By Ed Crowley, CEO, Virtulytix, Inc.
A Data Scientist is “a person employed to analyze and interpret complex digital data, such as the usage statistics of a website, especially in order to assist a business in its decision-making.” This job title was developed during the early stages of the development of data science to describe the all-encompassing skill sets required to build data science solutions, particularly in the field of predictive and prescriptive analytics, machine learning, and other data science applications.
Most people tend to think of a Data Scientist as being very focused on developing and applying advanced statistical models and modelling techniques. Interestingly, real data science is mostly about working with data and in fact, according to IBM Data Scientist Tom Konchan, data science work is 80% data engineering and 20% analytics / statistics. This is exactly what we have found in our practice.
At Virtulytix, we develop SaaS predictive analytics solutions, create and deploy custom analytics solutions, and consult to clients on solutions development. In essence, we are a data analytics shop focused on the Industrial IoT, and one of our biggest challenges is how to get the most efficiency and effectiveness out our data science team. One of the ways we do this is by separating the Data Scientist and Data Engineering role.
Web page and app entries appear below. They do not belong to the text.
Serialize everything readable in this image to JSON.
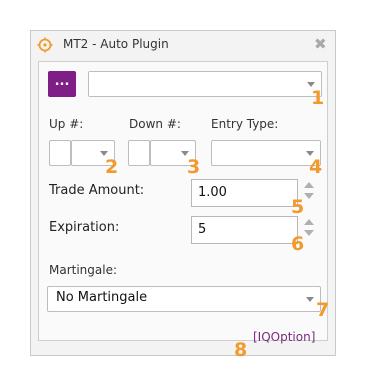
{
  "window": {
    "title": "MT2 - Auto Plugin",
    "close_glyph": "✖",
    "icon": "target-gear-icon"
  },
  "top_row": {
    "dots_label": "...",
    "select_value": ""
  },
  "labels": {
    "up": "Up #:",
    "down": "Down #:",
    "entry_type": "Entry Type:",
    "trade_amount": "Trade Amount:",
    "expiration": "Expiration:",
    "martingale": "Martingale:"
  },
  "fields": {
    "trade_amount": "1.00",
    "expiration": "5",
    "martingale": "No Martingale"
  },
  "footer": {
    "link": "[IQOption]"
  },
  "badges": [
    "1",
    "2",
    "3",
    "4",
    "5",
    "6",
    "7",
    "8"
  ],
  "colors": {
    "accent_purple": "#7f1e86",
    "badge_orange": "#f39a2c"
  }
}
Clearly, the two roles have many similarities and require some of the same skills, however, they are different enough to warrant splitting their roles to gain the optimum amount of efficiency. As we look at it, the two roles require slightly different roles as shown below:
So while Data Engineering is heavy into system integration, data structures and computer science – Data Scientists still need to have at least a working knowledge in these areas. And while the Data Scientist has deep experience in statistical techniques, data mining skills, and data visualization, the Data Engineer needs to have at least a working knowledge in these areas. So, it’s not an mutually exclusive skills set, but rather a matter of the depth of skills for each position.
By separating the roles, we find that our time to deployment, model development, and implementations all happen faster due to the specialization by our team members. It is important to acknowledge that our Data Scientists and Data Engineers work as a very close-knit team, with almost continuous daily interaction. “Throwing things over the wall” just doesn’t work in this area due to the inter-relatedness of each discipline.